## [Goal of the exercise]
The string "humano" may appear in lines of the listing. Report each line where it does.

## [Excerpted data]
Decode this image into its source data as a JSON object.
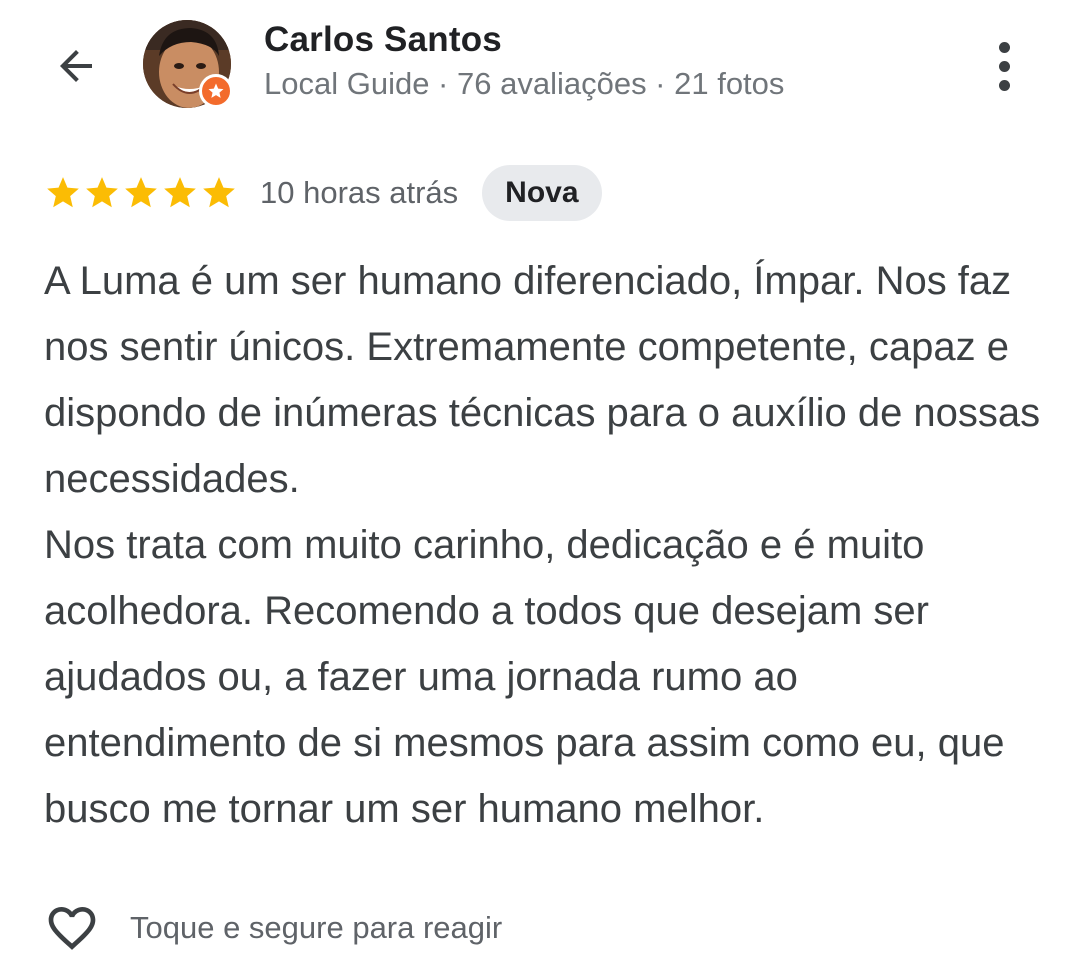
{
  "header": {
    "back_icon": "arrow-back-icon",
    "user_name": "Carlos Santos",
    "user_meta": "Local Guide · 76 avaliações · 21 fotos",
    "badge_icon": "local-guide-star-icon",
    "more_icon": "more-vert-icon"
  },
  "review": {
    "rating": 5,
    "rating_max": 5,
    "time_ago": "10 horas atrás",
    "new_badge": "Nova",
    "paragraphs": [
      "A Luma é um ser humano diferenciado, Ímpar. Nos faz nos sentir únicos. Extremamente competente, capaz e dispondo de inúmeras técnicas para o auxílio de nossas necessidades.",
      "Nos trata com muito carinho, dedicação e é muito acolhedora. Recomendo a todos que desejam ser ajudados ou, a fazer uma jornada rumo ao entendimento de si mesmos para assim como eu, que busco me tornar um ser humano melhor."
    ]
  },
  "reaction": {
    "icon": "heart-outline-icon",
    "label": "Toque e segure para reagir"
  },
  "colors": {
    "star": "#fbbc04",
    "badge_bg": "#e8eaed",
    "guide_badge": "#f36b2c",
    "text_primary": "#202124",
    "text_body": "#3c4043",
    "text_secondary": "#70757a"
  }
}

## [Reply]
      "A Luma é um ser humano diferenciado, Ímpar. Nos faz nos sentir únicos. Extremamente competente, capaz e dispondo de inúmeras técnicas para o auxílio de nossas necessidades.",
      "Nos trata com muito carinho, dedicação e é muito acolhedora. Recomendo a todos que desejam ser ajudados ou, a fazer uma jornada rumo ao entendimento de si mesmos para assim como eu, que busco me tornar um ser humano melhor."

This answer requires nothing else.